Work to complete = Report each line of the records where "Physics" occurs.
======== Records for the exercise ========
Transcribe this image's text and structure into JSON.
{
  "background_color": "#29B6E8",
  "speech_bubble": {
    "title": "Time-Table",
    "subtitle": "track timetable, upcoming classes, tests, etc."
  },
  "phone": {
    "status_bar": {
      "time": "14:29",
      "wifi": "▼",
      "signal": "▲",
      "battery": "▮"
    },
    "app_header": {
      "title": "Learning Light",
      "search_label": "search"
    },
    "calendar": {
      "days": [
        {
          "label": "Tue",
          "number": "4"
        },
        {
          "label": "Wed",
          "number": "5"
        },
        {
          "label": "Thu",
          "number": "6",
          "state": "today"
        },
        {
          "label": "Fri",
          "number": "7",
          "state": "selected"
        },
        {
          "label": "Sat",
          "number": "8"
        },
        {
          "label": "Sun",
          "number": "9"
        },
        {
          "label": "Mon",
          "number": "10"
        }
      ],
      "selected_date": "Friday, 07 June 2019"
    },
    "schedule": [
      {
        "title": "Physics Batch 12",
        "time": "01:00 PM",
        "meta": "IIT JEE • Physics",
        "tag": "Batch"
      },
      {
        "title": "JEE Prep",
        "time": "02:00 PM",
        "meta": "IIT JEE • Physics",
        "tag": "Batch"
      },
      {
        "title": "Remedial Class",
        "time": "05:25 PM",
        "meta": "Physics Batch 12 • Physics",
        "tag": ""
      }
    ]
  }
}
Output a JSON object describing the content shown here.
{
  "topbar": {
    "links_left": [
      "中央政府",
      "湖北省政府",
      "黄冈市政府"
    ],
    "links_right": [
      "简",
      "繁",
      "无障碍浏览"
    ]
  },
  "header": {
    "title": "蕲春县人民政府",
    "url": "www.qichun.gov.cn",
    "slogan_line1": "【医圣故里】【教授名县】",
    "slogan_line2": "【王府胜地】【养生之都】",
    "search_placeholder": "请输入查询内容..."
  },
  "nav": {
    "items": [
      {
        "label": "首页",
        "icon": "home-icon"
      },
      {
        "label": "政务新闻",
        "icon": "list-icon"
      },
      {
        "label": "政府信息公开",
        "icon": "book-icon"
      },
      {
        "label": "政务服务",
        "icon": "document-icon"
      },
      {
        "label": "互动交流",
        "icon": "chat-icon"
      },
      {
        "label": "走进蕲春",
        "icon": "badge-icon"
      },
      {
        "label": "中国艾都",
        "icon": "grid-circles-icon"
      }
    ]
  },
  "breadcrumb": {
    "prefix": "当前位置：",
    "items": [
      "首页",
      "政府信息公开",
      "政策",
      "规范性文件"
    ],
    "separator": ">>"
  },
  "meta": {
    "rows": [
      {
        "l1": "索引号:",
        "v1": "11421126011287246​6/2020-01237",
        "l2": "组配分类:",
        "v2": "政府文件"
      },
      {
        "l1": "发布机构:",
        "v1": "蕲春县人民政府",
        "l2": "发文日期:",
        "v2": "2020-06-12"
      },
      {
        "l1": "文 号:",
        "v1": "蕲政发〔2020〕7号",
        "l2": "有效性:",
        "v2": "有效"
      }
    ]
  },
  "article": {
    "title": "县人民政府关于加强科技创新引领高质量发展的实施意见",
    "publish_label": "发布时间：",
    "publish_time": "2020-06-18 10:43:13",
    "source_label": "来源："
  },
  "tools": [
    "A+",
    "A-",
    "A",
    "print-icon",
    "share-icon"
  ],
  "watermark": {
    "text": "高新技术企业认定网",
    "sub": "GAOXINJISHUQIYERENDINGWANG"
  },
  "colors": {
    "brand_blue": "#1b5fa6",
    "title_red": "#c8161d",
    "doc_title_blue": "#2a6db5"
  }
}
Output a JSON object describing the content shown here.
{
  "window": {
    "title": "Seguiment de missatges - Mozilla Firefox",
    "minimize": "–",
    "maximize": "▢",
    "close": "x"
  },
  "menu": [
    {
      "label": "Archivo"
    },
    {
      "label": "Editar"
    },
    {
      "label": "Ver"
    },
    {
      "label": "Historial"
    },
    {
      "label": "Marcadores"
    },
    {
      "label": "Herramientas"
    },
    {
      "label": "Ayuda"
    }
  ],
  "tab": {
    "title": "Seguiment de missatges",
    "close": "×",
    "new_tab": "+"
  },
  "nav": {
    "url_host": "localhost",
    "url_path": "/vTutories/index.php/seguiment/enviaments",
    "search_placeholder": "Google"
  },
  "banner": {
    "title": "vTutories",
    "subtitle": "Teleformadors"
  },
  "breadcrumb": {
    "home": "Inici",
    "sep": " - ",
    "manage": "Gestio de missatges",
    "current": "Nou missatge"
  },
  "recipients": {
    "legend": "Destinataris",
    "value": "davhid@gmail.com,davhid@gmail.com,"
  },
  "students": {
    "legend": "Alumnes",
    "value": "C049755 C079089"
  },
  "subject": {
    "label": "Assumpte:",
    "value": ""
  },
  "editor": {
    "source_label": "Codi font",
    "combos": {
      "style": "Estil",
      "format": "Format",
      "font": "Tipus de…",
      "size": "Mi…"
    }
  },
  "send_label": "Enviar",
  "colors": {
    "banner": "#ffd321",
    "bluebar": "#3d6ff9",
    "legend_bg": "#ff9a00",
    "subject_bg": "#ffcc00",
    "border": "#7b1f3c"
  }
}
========
Solution below =
        "title": "Physics Batch 12",
        "meta": "IIT JEE • Physics",
        "meta": "IIT JEE • Physics",
        "meta": "Physics Batch 12 • Physics",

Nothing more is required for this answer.